(22) Look in your book for a discussion
of plate tectonics on the Earth. Then look at chapters about the other
Summary of Terrestrial Planet Tectonics
Mercury - Very little tectonics - just a few places where the crust seems to have shrunk as it cooled.
Mars - Considerable tectonic activity - one large feature, Valles Marinaris, stretches about 1/3 the way around the planet. But otherwise, the tectonic features seem to be associated with relieving stresses produced by volcanic activity.
Venus - Many tectonic features. Some are large scale, some are small scale. But there is no systematic location of mountains ranges or systems of long faultlines that would indicate that Venus has undergone plate tectonics.
Earth - The Earth is still undergoing both tectonic and volcanic activity. Most of the volcanic and tectonic activity seems to be at boundaries between plates. There are places where the plates are moving apart (ocean ridges), where the plates are colliding (mountain ranges), where plates sink down into the mantle (subduction zones) and where plates slide against each other (faultlines). The plates move relative to each other at a few inches per year, re-processing most of the lithosphere over time scales of about a billion years.
The previous geological processes--cratering, volcanism and tectonics--occur on large scales, 10s to 1000s of km (the scale of a State rather than a town). Erosion--the process of wearing down the landscape by wind, rain, snow and ice--acts on small scales, removing rock grain by grain--but over long periods of time can have large-scale effects (such as the Grand Canyon). Click on this diagram of a river drainage system for an illustration of how small scale tributaries combine to form a large scale river system.

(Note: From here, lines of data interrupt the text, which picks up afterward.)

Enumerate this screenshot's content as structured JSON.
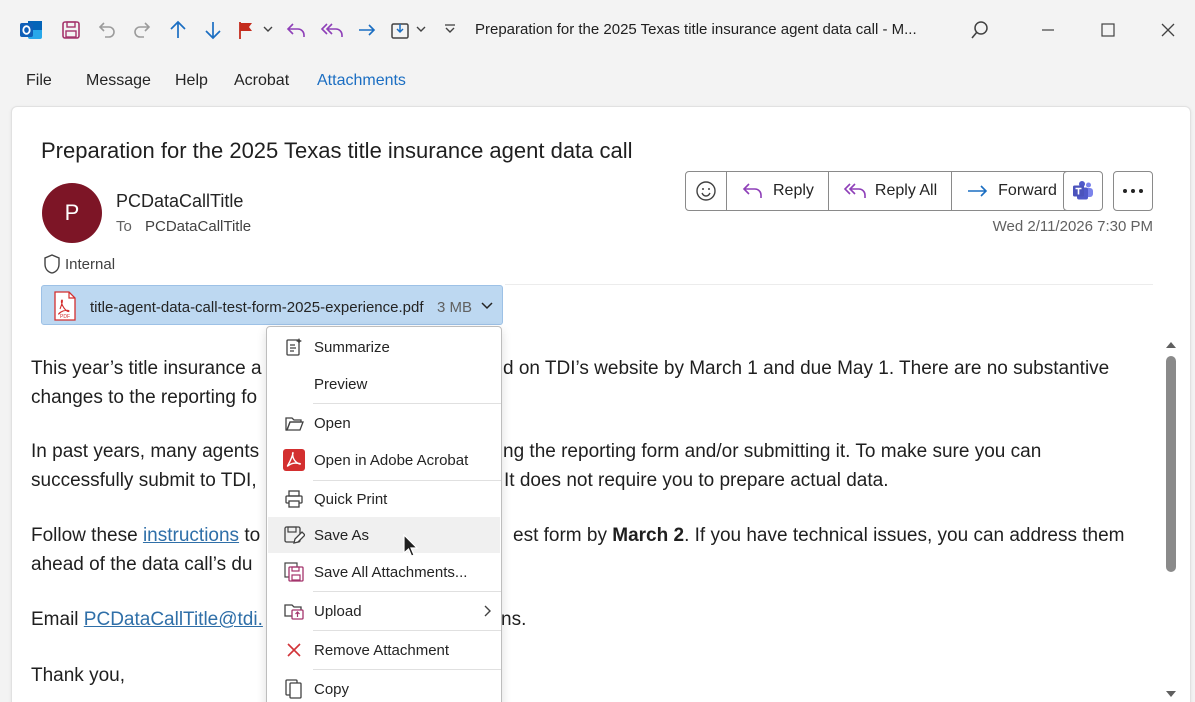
{
  "window": {
    "title": "Preparation for the 2025 Texas title insurance agent data call  -  M..."
  },
  "menu": {
    "items": [
      "File",
      "Message",
      "Help",
      "Acrobat",
      "Attachments"
    ]
  },
  "message": {
    "subject": "Preparation for the 2025 Texas title insurance agent data call",
    "avatar_initial": "P",
    "avatar_color": "#7d1526",
    "sender": "PCDataCallTitle",
    "to_label": "To",
    "to_value": "PCDataCallTitle",
    "sensitivity": "Internal",
    "date": "Wed 2/11/2026 7:30 PM"
  },
  "actions": {
    "reply": "Reply",
    "reply_all": "Reply All",
    "forward": "Forward"
  },
  "attachment": {
    "name": "title-agent-data-call-test-form-2025-experience.pdf",
    "size": "3 MB"
  },
  "body": {
    "p1a": "This year’s title insurance a",
    "p1b": "d on TDI’s website by March 1 and due May 1. There are no substantive",
    "p1c": "changes to the reporting fo",
    "p2a": "In past years, many agents",
    "p2b": "ng the reporting form and/or submitting it. To make sure you can",
    "p2c": "successfully submit to TDI,",
    "p2d": "It does not require you to prepare actual data.",
    "p3a": "Follow these ",
    "p3link": "instructions",
    "p3b": " to",
    "p3c": "est form by ",
    "p3bold": "March 2",
    "p3d": ". If you have technical issues, you can address them",
    "p3e": "ahead of the data call’s du",
    "p4a": "Email ",
    "p4link": "PCDataCallTitle@tdi.",
    "p4b": "ns.",
    "p5": "Thank you,"
  },
  "context_menu": {
    "summarize": "Summarize",
    "preview": "Preview",
    "open": "Open",
    "open_acrobat": "Open in Adobe Acrobat",
    "quick_print": "Quick Print",
    "save_as": "Save As",
    "save_all": "Save All Attachments...",
    "upload": "Upload",
    "remove": "Remove Attachment",
    "copy": "Copy"
  },
  "colors": {
    "accent": "#1b6ec2",
    "attachment_bg": "#bdd8f1",
    "pdf_red": "#d32f2f"
  }
}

(23) (a) List all the geological features you can think of that are caused by erosion.
(b) Which of the 4 terrestrial planets + Moon show evidence of erosion? Looking at the figures for these planets in Chapter 9.
(c) What is the main agent of erosion? In which form--vapor, liquid or solid--is it most efficient?
(d) The images below show the same region of Mars taken at two different times. The image on the right shows the appearance of enormous columns of dust that are believed to be similar to dust devils on Earth--they are formed by warm air rising above the ground and carrying with it dust in vortices. This showcases a secondary agent of erosion--wind--which carries rock-dust / sand and `blasts' rocks, eroding them and making more sand. On which planets might this be a significant form of erosion?
Summary of Erosion
Moon & Mercury - No atmosphere, no erosion.
Mars - The current atmosphere of Mars is very tenuous (low pressure). And the surface is too cold for liquid water. Any water is frozen in the polar caps or in the soil. BUT there is evidence of erosion in the past - suggesting that at one point the atmosphere was denser, the surface warmer and water flowed in rivers, canyons. There is also evidence of occasional catastrophic flooding.
Venus - no water, very little evidence of erosion (though current, radar pictures may just not be of sufficient high resolution to see evidence of erosion.). It is probable that the sulfuric acid in the clouds rains out and causes some chemical erosion of the rocks.
Earth - Plenty of evidence of erosion - practically all surfaces are
eroded - mostly by water, some ice (glaciers), some wind (deserts).
Model answers - Part I to the comprehension questions.
Model answers - Part II to the comprehension questions.